Adopt a fresh perspective! 💧 Think of your community's needs and preferences.
Tip 2: Stay Proactive With Your Parks & Recreation Marketing Efforts
It's important to remember that the needs and preferences of your community are not set in stone. They're constantly evolving. Assuming that you fully understand your community once and for all is a mistake you can't afford to make. Instead, be proactive by regularly rechecking your assumptions, conducting new surveys, and refreshing your understanding of your residents and members.
Tip 3: Adapt Your Communications To Your Residents (Consumers!)
Once you truly understand your residents and members, you can make informed decisions about the right programming to offer. What activities do they want to participate in? What facilities do they want to visit? What level of competitiveness do they prefer? What age groups do they want to engage with? Without this understanding and the data that supports it, you risk making the wrong decisions based on incorrect or outdated assumptions.
But it's not just programming that can be affected by this newfound understanding; communication is equally vital. Tailoring your message to different segments of your community can be as simple as adjusting the tone for different age groups. However, you can also use this information to determine the best channels to communicate with them.
For example, while Facebook might be an effective tool for parents of Generation X, its usage is decreasing among Millennials and almost non-existent among Gen Z. Modern tools that you think are effective may not be the right fit for every segment. Consider the tourist hotspot in your community; advertising in hotels or other tourist-related businesses may be more appropriate, while community center advertising could work for engaging existing clients in new sports leagues or program changes.
Be supported by data 📊 to make the best decisions for your Parks & Rec programs.
Tip 4: Categorize Your Residents And Members Into Segments
One of the best ways to manage this view of your community is by segmenting your market. Each distinct group in your community can be part of a segment, which will have a unified set of characteristics to help guide your decisions about programs and communication channels. The number of segments you need depends on your community and the decisions you're trying to make. Every difference within your segments should exist to aid your decisions about what to offer and how to communicate with them.
The end result of this segmentation is a shift from seeing your community as a homogenous group to measuring participation and engagement within various segments. This allows you to make informed decisions about your offerings.
Tip 5: Use Marketing's Best Theories To Understand Fully Your Residents And Members
Finally, for each of these segments, there is a funnel.
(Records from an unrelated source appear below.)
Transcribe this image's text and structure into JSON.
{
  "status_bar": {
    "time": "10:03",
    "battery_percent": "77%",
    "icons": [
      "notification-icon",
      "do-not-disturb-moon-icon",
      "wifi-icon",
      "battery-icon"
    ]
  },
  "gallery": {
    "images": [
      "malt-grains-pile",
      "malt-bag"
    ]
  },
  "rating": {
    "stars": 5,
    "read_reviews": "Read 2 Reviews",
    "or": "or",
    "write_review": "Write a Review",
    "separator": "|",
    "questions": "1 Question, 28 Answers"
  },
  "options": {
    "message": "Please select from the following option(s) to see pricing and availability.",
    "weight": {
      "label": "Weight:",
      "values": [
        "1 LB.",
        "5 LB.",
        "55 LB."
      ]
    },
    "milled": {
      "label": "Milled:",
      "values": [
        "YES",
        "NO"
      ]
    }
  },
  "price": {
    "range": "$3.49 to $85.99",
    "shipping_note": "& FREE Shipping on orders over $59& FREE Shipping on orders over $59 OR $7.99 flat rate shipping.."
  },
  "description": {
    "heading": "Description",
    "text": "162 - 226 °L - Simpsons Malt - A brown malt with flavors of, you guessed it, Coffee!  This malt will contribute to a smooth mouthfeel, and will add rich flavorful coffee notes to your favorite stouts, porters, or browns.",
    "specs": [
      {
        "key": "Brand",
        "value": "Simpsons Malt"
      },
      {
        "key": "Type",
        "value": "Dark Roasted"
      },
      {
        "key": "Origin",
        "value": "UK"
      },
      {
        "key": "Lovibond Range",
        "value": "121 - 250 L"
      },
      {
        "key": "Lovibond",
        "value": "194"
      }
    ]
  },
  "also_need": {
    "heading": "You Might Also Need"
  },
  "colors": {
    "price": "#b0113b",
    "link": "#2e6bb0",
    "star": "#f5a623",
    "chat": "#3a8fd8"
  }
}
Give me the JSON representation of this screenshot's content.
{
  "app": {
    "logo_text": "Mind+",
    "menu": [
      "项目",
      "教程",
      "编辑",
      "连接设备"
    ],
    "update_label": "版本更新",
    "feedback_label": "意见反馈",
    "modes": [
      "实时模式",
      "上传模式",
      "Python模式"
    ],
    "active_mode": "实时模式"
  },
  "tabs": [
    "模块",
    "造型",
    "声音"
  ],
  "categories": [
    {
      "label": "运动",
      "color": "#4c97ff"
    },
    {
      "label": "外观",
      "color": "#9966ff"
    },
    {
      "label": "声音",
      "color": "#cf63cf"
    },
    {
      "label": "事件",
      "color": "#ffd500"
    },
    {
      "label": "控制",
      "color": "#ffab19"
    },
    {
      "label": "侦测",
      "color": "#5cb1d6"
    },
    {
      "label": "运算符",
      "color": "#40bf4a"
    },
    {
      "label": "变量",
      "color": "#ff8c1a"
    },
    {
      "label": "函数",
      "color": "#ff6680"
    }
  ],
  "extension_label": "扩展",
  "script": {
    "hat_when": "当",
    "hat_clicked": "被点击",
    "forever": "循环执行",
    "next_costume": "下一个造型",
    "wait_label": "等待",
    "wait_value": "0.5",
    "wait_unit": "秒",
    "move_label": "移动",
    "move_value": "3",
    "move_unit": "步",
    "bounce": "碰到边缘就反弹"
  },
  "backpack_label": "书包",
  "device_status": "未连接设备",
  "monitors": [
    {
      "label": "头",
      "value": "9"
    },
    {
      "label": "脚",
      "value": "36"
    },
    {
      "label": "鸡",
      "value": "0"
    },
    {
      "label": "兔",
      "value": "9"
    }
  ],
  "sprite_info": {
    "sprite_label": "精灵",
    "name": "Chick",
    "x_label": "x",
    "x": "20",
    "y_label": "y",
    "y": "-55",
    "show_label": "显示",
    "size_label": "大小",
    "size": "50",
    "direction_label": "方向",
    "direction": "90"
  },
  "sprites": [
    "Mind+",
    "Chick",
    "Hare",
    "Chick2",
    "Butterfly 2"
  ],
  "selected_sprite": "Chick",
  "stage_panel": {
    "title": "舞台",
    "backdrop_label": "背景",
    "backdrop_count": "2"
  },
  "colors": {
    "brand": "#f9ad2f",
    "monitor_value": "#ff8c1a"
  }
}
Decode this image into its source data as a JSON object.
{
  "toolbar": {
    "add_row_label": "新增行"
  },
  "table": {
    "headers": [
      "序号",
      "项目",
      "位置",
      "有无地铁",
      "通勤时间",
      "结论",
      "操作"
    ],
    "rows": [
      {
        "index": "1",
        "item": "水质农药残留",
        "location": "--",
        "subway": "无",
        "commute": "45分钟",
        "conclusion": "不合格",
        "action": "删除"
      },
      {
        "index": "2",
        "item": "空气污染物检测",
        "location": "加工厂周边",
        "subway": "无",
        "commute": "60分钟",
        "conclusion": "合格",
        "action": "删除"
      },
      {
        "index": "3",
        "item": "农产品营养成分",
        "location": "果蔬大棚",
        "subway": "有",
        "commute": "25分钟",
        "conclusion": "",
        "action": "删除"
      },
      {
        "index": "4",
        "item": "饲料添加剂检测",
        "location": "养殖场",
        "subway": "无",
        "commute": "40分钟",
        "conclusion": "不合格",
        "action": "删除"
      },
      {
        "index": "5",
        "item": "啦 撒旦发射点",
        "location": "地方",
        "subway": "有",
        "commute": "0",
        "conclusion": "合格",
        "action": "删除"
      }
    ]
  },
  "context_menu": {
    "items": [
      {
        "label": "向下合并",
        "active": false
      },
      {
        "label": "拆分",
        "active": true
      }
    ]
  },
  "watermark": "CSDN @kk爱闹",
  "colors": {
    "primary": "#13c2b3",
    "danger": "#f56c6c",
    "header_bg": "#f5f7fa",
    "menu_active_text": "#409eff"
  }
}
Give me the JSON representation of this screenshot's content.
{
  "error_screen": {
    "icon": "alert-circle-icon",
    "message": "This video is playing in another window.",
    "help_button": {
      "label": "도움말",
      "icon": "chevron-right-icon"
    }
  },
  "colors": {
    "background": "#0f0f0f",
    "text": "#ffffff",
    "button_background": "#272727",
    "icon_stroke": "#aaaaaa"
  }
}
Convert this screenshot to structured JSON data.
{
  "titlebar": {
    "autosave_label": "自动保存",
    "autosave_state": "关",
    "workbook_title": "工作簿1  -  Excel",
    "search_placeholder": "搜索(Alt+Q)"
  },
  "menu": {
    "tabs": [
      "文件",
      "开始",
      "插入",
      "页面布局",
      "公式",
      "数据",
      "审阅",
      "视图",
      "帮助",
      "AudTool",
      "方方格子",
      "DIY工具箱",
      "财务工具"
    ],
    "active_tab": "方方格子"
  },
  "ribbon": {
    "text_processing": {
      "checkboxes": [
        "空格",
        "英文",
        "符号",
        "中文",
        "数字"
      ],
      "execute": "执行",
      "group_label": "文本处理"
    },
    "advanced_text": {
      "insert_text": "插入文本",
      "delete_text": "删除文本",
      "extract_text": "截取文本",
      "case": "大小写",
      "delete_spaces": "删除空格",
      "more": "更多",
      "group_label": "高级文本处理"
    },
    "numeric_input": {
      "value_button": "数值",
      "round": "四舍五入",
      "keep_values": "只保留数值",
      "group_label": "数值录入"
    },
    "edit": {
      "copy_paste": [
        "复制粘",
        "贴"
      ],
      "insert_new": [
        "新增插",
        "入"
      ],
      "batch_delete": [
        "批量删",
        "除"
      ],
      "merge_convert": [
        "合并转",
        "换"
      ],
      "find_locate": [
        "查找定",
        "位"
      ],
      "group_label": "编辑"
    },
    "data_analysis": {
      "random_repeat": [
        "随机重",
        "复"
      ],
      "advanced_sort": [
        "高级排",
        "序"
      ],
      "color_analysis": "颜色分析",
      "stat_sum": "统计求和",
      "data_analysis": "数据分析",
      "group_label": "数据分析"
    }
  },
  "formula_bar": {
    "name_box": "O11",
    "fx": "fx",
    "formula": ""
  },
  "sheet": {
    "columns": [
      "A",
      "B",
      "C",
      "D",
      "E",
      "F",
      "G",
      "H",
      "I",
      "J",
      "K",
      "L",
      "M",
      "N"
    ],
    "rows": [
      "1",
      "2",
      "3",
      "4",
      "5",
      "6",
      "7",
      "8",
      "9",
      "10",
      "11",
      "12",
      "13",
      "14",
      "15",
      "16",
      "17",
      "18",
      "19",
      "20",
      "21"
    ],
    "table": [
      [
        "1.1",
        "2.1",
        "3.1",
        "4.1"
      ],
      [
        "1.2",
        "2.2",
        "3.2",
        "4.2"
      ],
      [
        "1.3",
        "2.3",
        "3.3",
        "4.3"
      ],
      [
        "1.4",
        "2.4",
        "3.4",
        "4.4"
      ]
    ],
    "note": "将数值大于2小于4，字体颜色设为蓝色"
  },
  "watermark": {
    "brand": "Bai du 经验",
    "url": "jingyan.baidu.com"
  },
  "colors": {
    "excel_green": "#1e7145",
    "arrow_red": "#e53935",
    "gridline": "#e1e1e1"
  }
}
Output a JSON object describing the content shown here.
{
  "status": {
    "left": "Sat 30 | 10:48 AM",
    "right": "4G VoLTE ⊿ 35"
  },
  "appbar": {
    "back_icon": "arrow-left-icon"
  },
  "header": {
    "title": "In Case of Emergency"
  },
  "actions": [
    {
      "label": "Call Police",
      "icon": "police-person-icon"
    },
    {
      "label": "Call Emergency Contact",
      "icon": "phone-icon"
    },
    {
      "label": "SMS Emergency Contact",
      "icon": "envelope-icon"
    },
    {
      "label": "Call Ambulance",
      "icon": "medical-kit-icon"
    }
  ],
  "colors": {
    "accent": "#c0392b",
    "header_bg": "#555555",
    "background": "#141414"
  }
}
At the bottom of the funnel are people who are fully engaged and loyal customers. Slightly above are those who are aware but not yet customers. And at the top of the funnel, you have those who are completely unaware of your programs. By examining the size of each of these stages, you can determine the best way to move forward.
In conclusion, understanding your residents and members as consumers is not only a fresh perspective but a necessity to thrive in the world of parks and recreation. By continually seeking to understand their needs, preferences, and the ever-changing landscape of your community, you can tailor your programming and communication to meet their expectations effectively. Segmenting your community further refines your approach and allows you to make informed decisions that resonate with your audience. Remember, it's not about selling a product, but about delivering an experience that resonates with the diverse tastes and needs of your community.